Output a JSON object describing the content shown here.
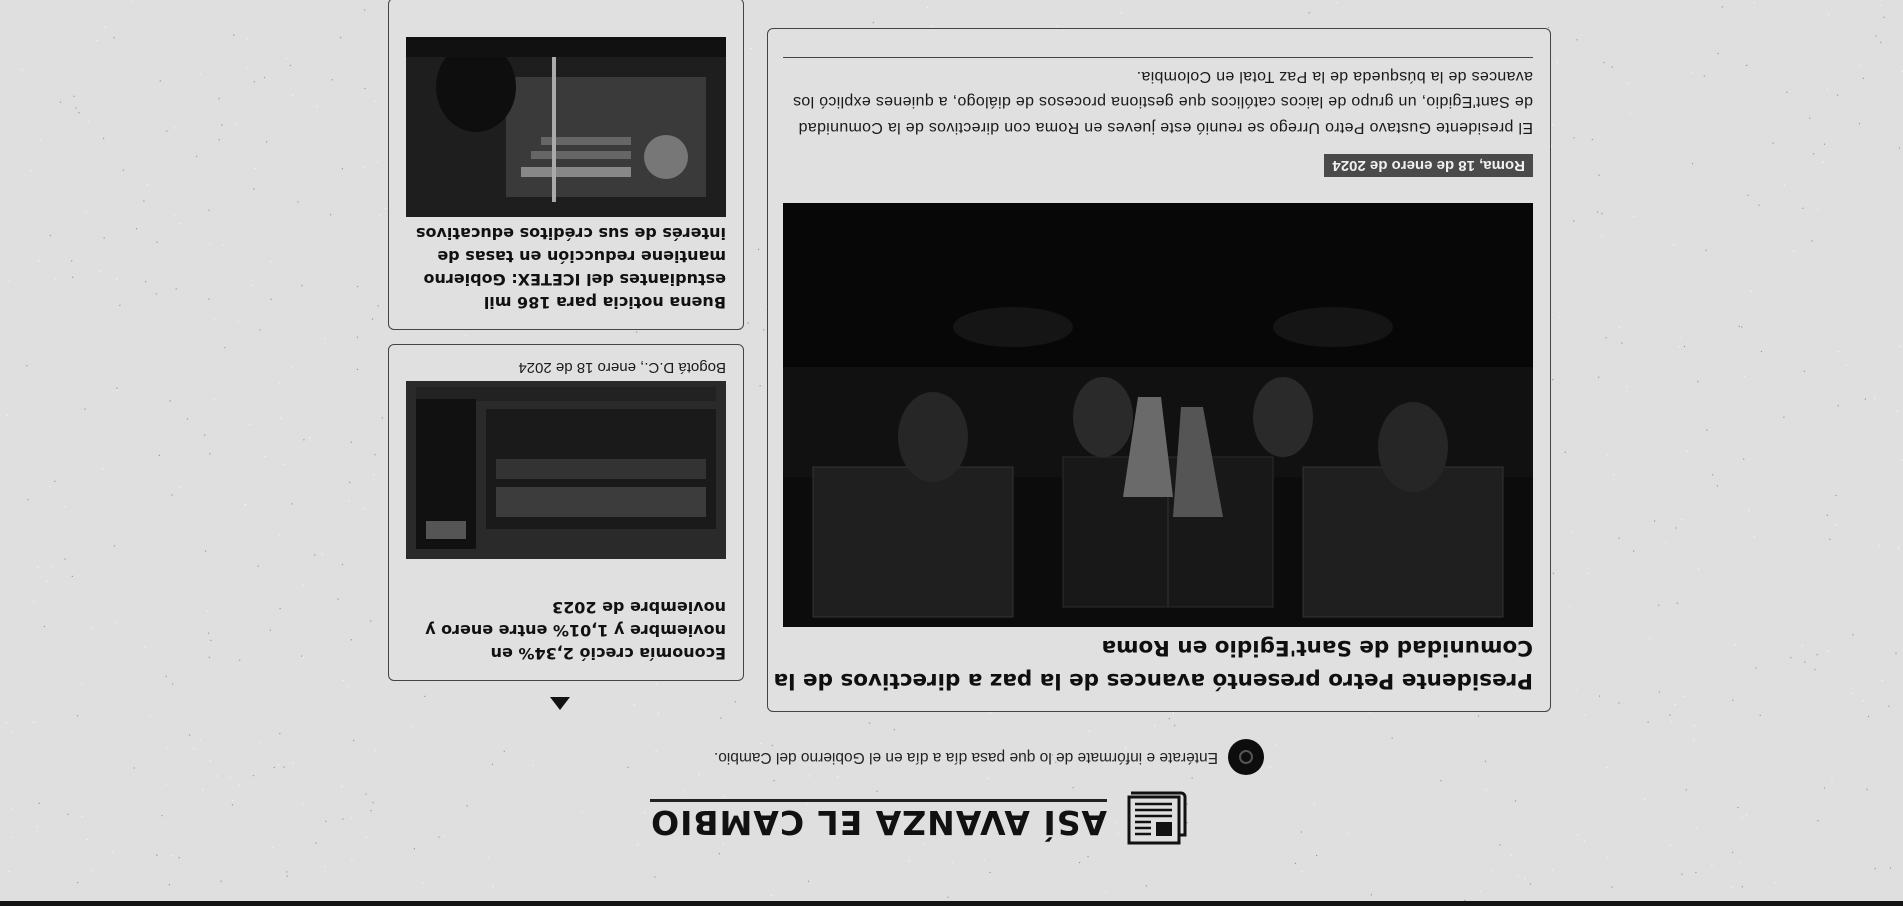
{
  "header": {
    "title": "ASÍ AVANZA EL CAMBIO",
    "icon": "newspaper-icon",
    "subtitle": "Entérate e infórmate de lo que pasa día a día en el Gobierno del Cambio."
  },
  "main_article": {
    "title": "Presidente Petro presentó avances de la paz a directivos de la Comunidad de Sant'Egidio en Roma",
    "date": "Roma, 18 de enero de 2024",
    "body": "El presidente Gustavo Petro Urrego se reunió este jueves en Roma con directivos de la Comunidad de Sant'Egidio, un grupo de laicos católicos que gestiona procesos de diálogo, a quienes explicó los avances de la búsqueda de la Paz Total en Colombia."
  },
  "side_articles": [
    {
      "title": "Economía creció 2,34% en noviembre y 1,01% entre enero y noviembre de 2023",
      "date": "Bogotá D.C., enero 18 de 2024"
    },
    {
      "title": "Buena noticia para 186 mil estudiantes del ICETEX: Gobierno mantiene reducción en tasas de interés de sus créditos educativos",
      "date": ""
    }
  ],
  "nav": {
    "up_icon": "triangle-up-icon",
    "down_icon": "triangle-down-icon"
  }
}
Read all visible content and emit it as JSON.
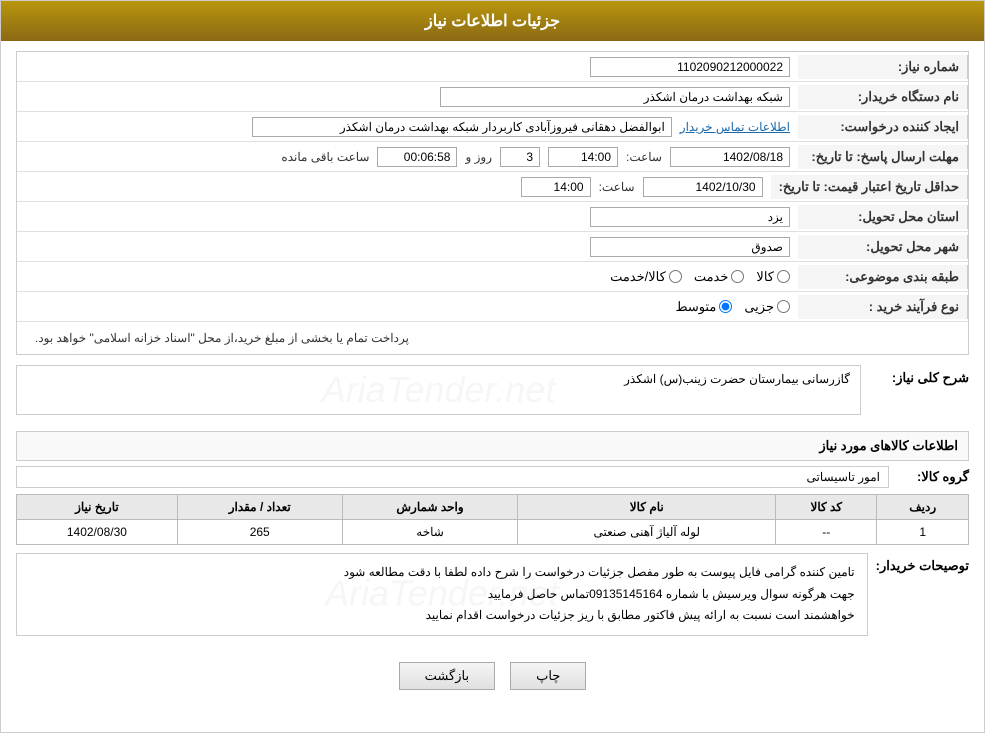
{
  "header": {
    "title": "جزئیات اطلاعات نیاز"
  },
  "fields": {
    "shomara_niaz_label": "شماره نیاز:",
    "shomara_niaz_value": "1102090212000022",
    "name_dastgah_label": "نام دستگاه خریدار:",
    "name_dastgah_value": "شبکه بهداشت درمان اشکذر",
    "ijad_label": "ایجاد کننده درخواست:",
    "ijad_value": "ابوالفضل دهقانی فیروزآبادی کاربردار شبکه بهداشت درمان اشکذر",
    "ijad_link": "اطلاعات تماس خریدار",
    "mohlat_ersal_label": "مهلت ارسال پاسخ: تا تاریخ:",
    "mohlat_date": "1402/08/18",
    "mohlat_time_label": "ساعت:",
    "mohlat_time": "14:00",
    "mohlat_roz_label": "روز و",
    "mohlat_roz": "3",
    "mohlat_remain_label": "ساعت باقی مانده",
    "mohlat_remain": "00:06:58",
    "hadaqal_label": "حداقل تاریخ اعتبار قیمت: تا تاریخ:",
    "hadaqal_date": "1402/10/30",
    "hadaqal_time_label": "ساعت:",
    "hadaqal_time": "14:00",
    "ostan_label": "استان محل تحویل:",
    "ostan_value": "یزد",
    "shahr_label": "شهر محل تحویل:",
    "shahr_value": "صدوق",
    "tabaghe_label": "طبقه بندی موضوعی:",
    "tabaghe_kala": "کالا",
    "tabaghe_khadamat": "خدمت",
    "tabaghe_kala_khadamat": "کالا/خدمت",
    "nooe_farayand_label": "نوع فرآیند خرید :",
    "nooe_jozi": "جزیی",
    "nooe_motovaset": "متوسط",
    "process_note": "پرداخت تمام یا بخشی از مبلغ خرید،از محل \"اسناد خزانه اسلامی\" خواهد بود.",
    "sharh_koli_label": "شرح کلی نیاز:",
    "sharh_koli_value": "گازرسانی بیمارستان حضرت زینب(س) اشکذر",
    "kala_section_title": "اطلاعات کالاهای مورد نیاز",
    "gorouh_kala_label": "گروه کالا:",
    "gorouh_kala_value": "امور تاسیساتی",
    "table": {
      "headers": [
        "ردیف",
        "کد کالا",
        "نام کالا",
        "واحد شمارش",
        "تعداد / مقدار",
        "تاریخ نیاز"
      ],
      "rows": [
        {
          "radif": "1",
          "kod_kala": "--",
          "name_kala": "لوله آلیاژ آهنی صنعتی",
          "vahed": "شاخه",
          "tedad": "265",
          "tarikh": "1402/08/30"
        }
      ]
    },
    "buyer_notes_label": "توصیحات خریدار:",
    "buyer_notes": "تامین کننده گرامی فایل پیوست به طور مفصل جزئیات درخواست را شرح داده لطفا با دقت مطالعه شود\nجهت هرگونه سوال ویرسیش با شماره 09135145164تماس حاصل فرمایید\nخواهشمند است نسبت به ارائه پیش فاکتور مطابق با ریز جزئیات درخواست اقدام نمایید"
  },
  "buttons": {
    "print_label": "چاپ",
    "back_label": "بازگشت"
  }
}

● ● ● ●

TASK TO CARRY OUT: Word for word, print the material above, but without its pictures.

TASK OUTPUT:
Output a JSON object describing the content shown here.
{
  "header": {
    "title": "ASÍ AVANZA EL CAMBIO",
    "icon": "newspaper-icon",
    "subtitle": "Entérate e infórmate de lo que pasa día a día en el Gobierno del Cambio."
  },
  "main_article": {
    "title": "Presidente Petro presentó avances de la paz a directivos de la Comunidad de Sant'Egidio en Roma",
    "date": "Roma, 18 de enero de 2024",
    "body": "El presidente Gustavo Petro Urrego se reunió este jueves en Roma con directivos de la Comunidad de Sant'Egidio, un grupo de laicos católicos que gestiona procesos de diálogo, a quienes explicó los avances de la búsqueda de la Paz Total en Colombia."
  },
  "side_articles": [
    {
      "title": "Economía creció 2,34% en noviembre y 1,01% entre enero y noviembre de 2023",
      "date": "Bogotá D.C., enero 18 de 2024"
    },
    {
      "title": "Buena noticia para 186 mil estudiantes del ICETEX: Gobierno mantiene reducción en tasas de interés de sus créditos educativos",
      "date": ""
    }
  ],
  "nav": {
    "up_icon": "triangle-up-icon",
    "down_icon": "triangle-down-icon"
  }
}
Read all visible content and emit it as JSON.
{
  "header": {
    "title": "جزئیات اطلاعات نیاز"
  },
  "fields": {
    "shomara_niaz_label": "شماره نیاز:",
    "shomara_niaz_value": "1102090212000022",
    "name_dastgah_label": "نام دستگاه خریدار:",
    "name_dastgah_value": "شبکه بهداشت درمان اشکذر",
    "ijad_label": "ایجاد کننده درخواست:",
    "ijad_value": "ابوالفضل دهقانی فیروزآبادی کاربردار شبکه بهداشت درمان اشکذر",
    "ijad_link": "اطلاعات تماس خریدار",
    "mohlat_ersal_label": "مهلت ارسال پاسخ: تا تاریخ:",
    "mohlat_date": "1402/08/18",
    "mohlat_time_label": "ساعت:",
    "mohlat_time": "14:00",
    "mohlat_roz_label": "روز و",
    "mohlat_roz": "3",
    "mohlat_remain_label": "ساعت باقی مانده",
    "mohlat_remain": "00:06:58",
    "hadaqal_label": "حداقل تاریخ اعتبار قیمت: تا تاریخ:",
    "hadaqal_date": "1402/10/30",
    "hadaqal_time_label": "ساعت:",
    "hadaqal_time": "14:00",
    "ostan_label": "استان محل تحویل:",
    "ostan_value": "یزد",
    "shahr_label": "شهر محل تحویل:",
    "shahr_value": "صدوق",
    "tabaghe_label": "طبقه بندی موضوعی:",
    "tabaghe_kala": "کالا",
    "tabaghe_khadamat": "خدمت",
    "tabaghe_kala_khadamat": "کالا/خدمت",
    "nooe_farayand_label": "نوع فرآیند خرید :",
    "nooe_jozi": "جزیی",
    "nooe_motovaset": "متوسط",
    "process_note": "پرداخت تمام یا بخشی از مبلغ خرید،از محل \"اسناد خزانه اسلامی\" خواهد بود.",
    "sharh_koli_label": "شرح کلی نیاز:",
    "sharh_koli_value": "گازرسانی بیمارستان حضرت زینب(س) اشکذر",
    "kala_section_title": "اطلاعات کالاهای مورد نیاز",
    "gorouh_kala_label": "گروه کالا:",
    "gorouh_kala_value": "امور تاسیساتی",
    "table": {
      "headers": [
        "ردیف",
        "کد کالا",
        "نام کالا",
        "واحد شمارش",
        "تعداد / مقدار",
        "تاریخ نیاز"
      ],
      "rows": [
        {
          "radif": "1",
          "kod_kala": "--",
          "name_kala": "لوله آلیاژ آهنی صنعتی",
          "vahed": "شاخه",
          "tedad": "265",
          "tarikh": "1402/08/30"
        }
      ]
    },
    "buyer_notes_label": "توصیحات خریدار:",
    "buyer_notes": "تامین کننده گرامی فایل پیوست به طور مفصل جزئیات درخواست را شرح داده لطفا با دقت مطالعه شود\nجهت هرگونه سوال ویرسیش با شماره 09135145164تماس حاصل فرمایید\nخواهشمند است نسبت به ارائه پیش فاکتور مطابق با ریز جزئیات درخواست اقدام نمایید"
  },
  "buttons": {
    "print_label": "چاپ",
    "back_label": "بازگشت"
  }
}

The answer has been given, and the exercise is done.